Wall sundial in Royal Square at St Helier, Jersey, Latitude 49.1839° N, Longitude 2.1057° W. The inscription reads: REGULATE YOUR CLOCKS BY THE SUN DIAL. CORRECTION MUST BE MADE FOR THE EQUATION OF TIME WHICH IS GIVEN IN ALL THE ALMANACKS.
This beautiful sundial is set into the wall of the old Picket House in Royal Square, St Helier, Jersey. Historical records show it was made by a talented Jerseyman called Elias Le Gros in the 1820s. In spite of being plastered over at one time by the military authorities and then restored again in 1875 after a public outcry over the dial’s obliteration, it is now in excellent condition, as our photo shows. Our host for lunch that day told us: “The dial is much admired but of course it isn’t accurate.” Poor old Elias Le Gros, now was the time to rescue his reputation! Continue reading
A first sight of the Lews Castle sundial at Stornoway, Isle of Lewis. This was a restoration we completed in 2020.
The sundial at Lews Castle, which overlooks Stornoway harbour on the Isle of Lewis, Scotland, is a restoration of a piece of nineteenth century garden furniture. The cast iron pedestal was once the base of a water fountain that stood in the castle grounds. In 2019 work started on a major Castle Grounds Regeneration Project, which included the pedestal. This ornate piece would be restored as a sundial. The Stornoway Trust had a special wish to see a timeline history of the Lews estate written on the dial. Continue reading
The Sandford Fleming sundial memorial nears completion now the paving is laid. The memorial is on Kirkcaldy waterfront at the end of the High Street.
The Sandford Fleming sundial memorial nears its final phase of completion. The bonded resin paving surface has now been laid. Its creamy colour sets off the brown Corten weathering steel of the sundial extremely well, and it frames the oval shape, which represents Sandford Fleming’s main idea of a system of time that embraces the whole of the world. The sundial is furnished with brief text panels for explanation, and a new information board is on its way.
This is the analemmatic type of sundial that lies flat on the ground and the person casts the shadow to show the time.

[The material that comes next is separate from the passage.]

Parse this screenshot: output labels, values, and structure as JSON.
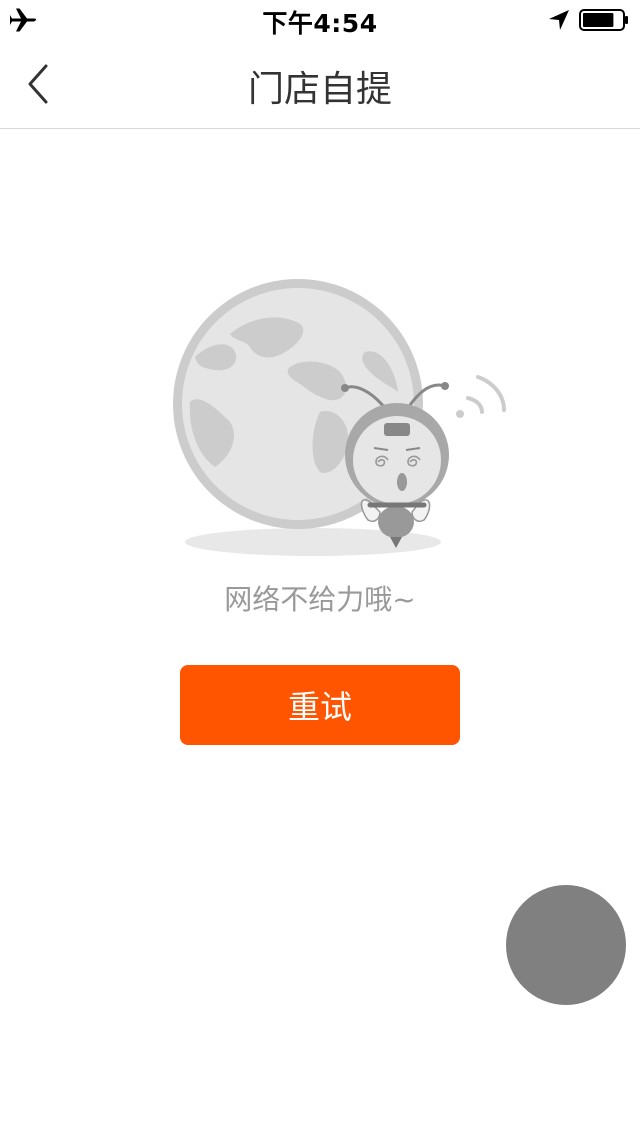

The coastal trading and industrial town of Kirkcaldy in Fife, Scotland, was famous up to the 1960s for its linoleum. In an earlier age, Adam Smith the 18th century economist and author of The Wealth of Nations was born in the town. Sandford Fleming was born in Kirkcaldy on 7 January 1827. He pioneered the changes to standard time and time zones for the whole world. Continue reading
The engraving looks like Gothic script but we didn’t know how to read it. We do hope to learn more about this extraordinary discovery on the back of a brass sundial. So far it has proved a mystery.
The Church of St Bartholomew in the lovely Staffordshire village of Butterton in the Peak District stands on high ground. Its tall spire is visible for miles around. Just near the church’s south porch there is a sundial. The sundial pedestal may once have been part of a medieval stone cross, and the dial made of brass Continue reading
This small brass garden sundial had lost its gnomon. It is dearly loved by its owner who has known it since childhood, and she wanted to have it restored. As often happens at different times the family moved home and the sundial moved too. Continue reading
A replica lighthouse sundial made in naval brass and copied in detail from a similar one held in the National Museum of Scotland at Edinburgh.
Our replica lighthouse sundial is complete now. We handed it over to its new owner, who came to collect it from us in Edinburgh in September. “This is wonderful,” he said. “It is even better when I see it than I ever imagined. This sundial will go right in the centre of my lighthouse display.” Continue reading
After years of gradual deterioration outdoors the sundial was in poor condition. The Atlas figure was hard to recognise. This is an Art Deco design from the 1930’s. It has now come back to life as a working armillary sundial after complete restoration.
This armillary sundial was once in poor condition. It had been outside in the garden for a long time, and the owners asked us to restore it for them. The Atlas figure that supports the rings, and the arrowhead and tail, were badly tarnished. Continue reading
This is our new sundial design. It stands in our garden among the plants. It is early morning and the sun has just reached the centre band where you read the time.
An armillary sundial has a wonderful form. It has mathematical rings creating beautiful shapes with circles and lines. The sundial in the photo has just begun to catch the early morning sun in the garden.
The sundial gnomon is the slanting rod in the centre of the rings, and the wide sweeping band is where you can read the time. These features are the same as other armillaries, but our design has special secrets. Continue reading
Thank you very much for the picture. I’m absolutely delighted with the sundial – it means a lot to have it so well restored, and now to know so much about its history and provenance. Dunblane, Scotland.More testimonials